PopMedieval Logo, showing stylized images of Dr Nokes and Nina McNamara. Above them is a shield, with arms, that says PopMedieval.
Pop Medieval
Pop Medieval Ep 19: Beowulf Dragon Slayer

Doc takes Nina back to the 1970’s with the DC comic book, Beowulf Dragon Slayer. It’s a limited series run about the titular Medieval hero who fights Grendel and his mother, but that’s where the similarities end. *Stefon voice*: It. Has. Everything! Greek mythology! Alien space craft! Dracula! Satan! All in six issues! This is a weird one, folks. But trust us — it’s interesting!

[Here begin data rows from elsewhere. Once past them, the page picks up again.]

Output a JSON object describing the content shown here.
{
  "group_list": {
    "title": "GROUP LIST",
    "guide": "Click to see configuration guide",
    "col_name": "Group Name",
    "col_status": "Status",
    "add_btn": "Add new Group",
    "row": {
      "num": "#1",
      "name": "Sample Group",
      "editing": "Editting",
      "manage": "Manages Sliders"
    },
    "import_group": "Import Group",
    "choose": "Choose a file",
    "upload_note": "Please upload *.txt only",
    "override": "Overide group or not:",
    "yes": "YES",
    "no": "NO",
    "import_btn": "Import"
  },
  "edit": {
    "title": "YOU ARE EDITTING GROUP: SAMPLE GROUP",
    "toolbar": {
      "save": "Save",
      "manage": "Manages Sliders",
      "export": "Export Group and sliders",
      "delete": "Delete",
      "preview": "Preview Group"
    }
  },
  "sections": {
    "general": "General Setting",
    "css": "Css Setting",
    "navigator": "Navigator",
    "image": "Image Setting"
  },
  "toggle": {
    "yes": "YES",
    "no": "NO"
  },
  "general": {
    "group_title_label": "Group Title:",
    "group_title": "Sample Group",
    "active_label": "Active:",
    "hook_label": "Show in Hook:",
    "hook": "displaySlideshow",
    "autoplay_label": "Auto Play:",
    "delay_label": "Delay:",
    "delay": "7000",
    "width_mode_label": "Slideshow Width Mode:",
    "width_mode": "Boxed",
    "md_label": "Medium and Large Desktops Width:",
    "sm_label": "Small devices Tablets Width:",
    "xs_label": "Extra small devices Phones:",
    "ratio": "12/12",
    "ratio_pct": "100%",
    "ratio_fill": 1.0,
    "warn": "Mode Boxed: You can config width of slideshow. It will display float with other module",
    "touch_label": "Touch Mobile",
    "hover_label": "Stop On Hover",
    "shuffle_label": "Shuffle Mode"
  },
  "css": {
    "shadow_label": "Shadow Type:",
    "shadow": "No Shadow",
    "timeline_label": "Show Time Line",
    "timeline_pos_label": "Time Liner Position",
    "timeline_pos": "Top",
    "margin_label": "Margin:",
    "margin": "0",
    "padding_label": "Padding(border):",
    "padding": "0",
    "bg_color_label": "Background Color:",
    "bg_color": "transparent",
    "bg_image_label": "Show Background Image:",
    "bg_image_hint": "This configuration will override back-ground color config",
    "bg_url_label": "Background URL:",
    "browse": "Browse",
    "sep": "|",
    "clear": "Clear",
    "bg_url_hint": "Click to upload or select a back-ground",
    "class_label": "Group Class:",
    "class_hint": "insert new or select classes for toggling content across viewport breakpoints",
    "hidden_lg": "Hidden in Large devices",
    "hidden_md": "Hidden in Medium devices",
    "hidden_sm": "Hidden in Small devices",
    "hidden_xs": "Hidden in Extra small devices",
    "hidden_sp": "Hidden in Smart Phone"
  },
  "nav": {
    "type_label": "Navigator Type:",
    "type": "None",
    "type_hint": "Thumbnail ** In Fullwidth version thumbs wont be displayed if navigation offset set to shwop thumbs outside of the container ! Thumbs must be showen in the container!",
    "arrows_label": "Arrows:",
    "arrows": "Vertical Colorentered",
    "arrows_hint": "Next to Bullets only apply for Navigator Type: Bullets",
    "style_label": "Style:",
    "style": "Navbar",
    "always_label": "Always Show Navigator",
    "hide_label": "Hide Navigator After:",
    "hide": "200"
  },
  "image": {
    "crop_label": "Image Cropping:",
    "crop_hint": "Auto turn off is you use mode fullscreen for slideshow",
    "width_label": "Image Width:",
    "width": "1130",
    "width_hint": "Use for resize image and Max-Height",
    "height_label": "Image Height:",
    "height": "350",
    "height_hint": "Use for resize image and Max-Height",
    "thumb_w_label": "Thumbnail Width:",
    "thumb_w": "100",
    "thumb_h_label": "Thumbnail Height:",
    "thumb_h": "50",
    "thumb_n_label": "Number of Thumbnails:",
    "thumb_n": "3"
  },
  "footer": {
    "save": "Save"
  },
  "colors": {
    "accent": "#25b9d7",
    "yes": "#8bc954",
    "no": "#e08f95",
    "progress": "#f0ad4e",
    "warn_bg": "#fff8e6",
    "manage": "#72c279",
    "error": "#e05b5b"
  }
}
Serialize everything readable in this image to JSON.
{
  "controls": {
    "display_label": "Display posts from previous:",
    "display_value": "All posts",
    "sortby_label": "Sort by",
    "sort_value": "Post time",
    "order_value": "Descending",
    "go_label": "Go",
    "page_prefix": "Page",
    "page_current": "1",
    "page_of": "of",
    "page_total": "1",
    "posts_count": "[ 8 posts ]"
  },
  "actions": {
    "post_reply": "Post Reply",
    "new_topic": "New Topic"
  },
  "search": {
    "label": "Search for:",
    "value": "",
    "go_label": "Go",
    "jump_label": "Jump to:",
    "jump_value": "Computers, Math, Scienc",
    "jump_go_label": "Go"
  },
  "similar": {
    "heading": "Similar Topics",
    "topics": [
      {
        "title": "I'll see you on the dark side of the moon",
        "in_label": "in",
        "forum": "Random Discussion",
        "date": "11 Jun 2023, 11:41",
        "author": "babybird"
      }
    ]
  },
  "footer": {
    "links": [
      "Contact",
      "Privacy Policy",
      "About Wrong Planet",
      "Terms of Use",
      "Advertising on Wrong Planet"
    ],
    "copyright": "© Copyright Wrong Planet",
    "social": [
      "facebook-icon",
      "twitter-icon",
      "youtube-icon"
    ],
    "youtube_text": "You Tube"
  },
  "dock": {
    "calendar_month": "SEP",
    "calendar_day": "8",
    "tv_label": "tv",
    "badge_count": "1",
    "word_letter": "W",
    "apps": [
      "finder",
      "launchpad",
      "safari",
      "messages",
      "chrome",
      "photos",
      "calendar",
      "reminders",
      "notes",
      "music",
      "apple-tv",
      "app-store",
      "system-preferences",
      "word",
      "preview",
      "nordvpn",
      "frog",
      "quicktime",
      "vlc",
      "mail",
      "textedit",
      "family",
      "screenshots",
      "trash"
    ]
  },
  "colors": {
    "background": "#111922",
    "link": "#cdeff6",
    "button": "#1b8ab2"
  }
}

A summary of the series is on Doc’s old blog, “Unlocked Wordhoard”: (https://unlocked-wordhoard.blogspot.com/2007/08/beowulf-dragon-slayer-no-6.html)

Michael Ulsan’s IMDB page: (https://www.imdb.com/name/nm0882388/)


DC’s Harley Quinn (https://www.dcuniverse.com/videos/harley-quinn/193/season-1)

Edward Risden’s “Alfgar’s Stories from Beowulf” (https://books2read.com/risden-alfgar)

Witan Publishing.com – updated site! (http://witanpublishing.com/)

Have a recommendation for us? Send Doc and Nina an email at podcast at profawesome dot com!

Beowulf’s Sword in Young Justice

Young Justice, the animated series about D.C. comic book sidekicks getting their own covert Junior Justice League, had a throw-away Beowulf reference in episode 19, “Secrets.”

In that episode, a villain named “Harm” (who obnoxiously always referred to himself in the 3rd person) steals Beowulf’s sword, which can only be wielded by the pure of heart — and as his heart is pure evil, it counts. Once he has learned the incantation to make the sword work (which is vaguely-Old-English sounding gibberish), he uses it to wreak a bit of havoc.

Beyond that, it isn’t really clear what sword this is supposed to be, since in the Old English poem Beowulf fights Grendel unarmed (heh heh), and in the battle with Grendel’s mother Unferth’s sword Hrunting fails, and the Beowulf has to kill her with a giant sword she happens to have lying around her lair.

One cool potential reference to Grendel, though — the sword is actually sheathed in what looks like a mummified arm. Not exactly canonical to the medieval poem, but cool nonetheless.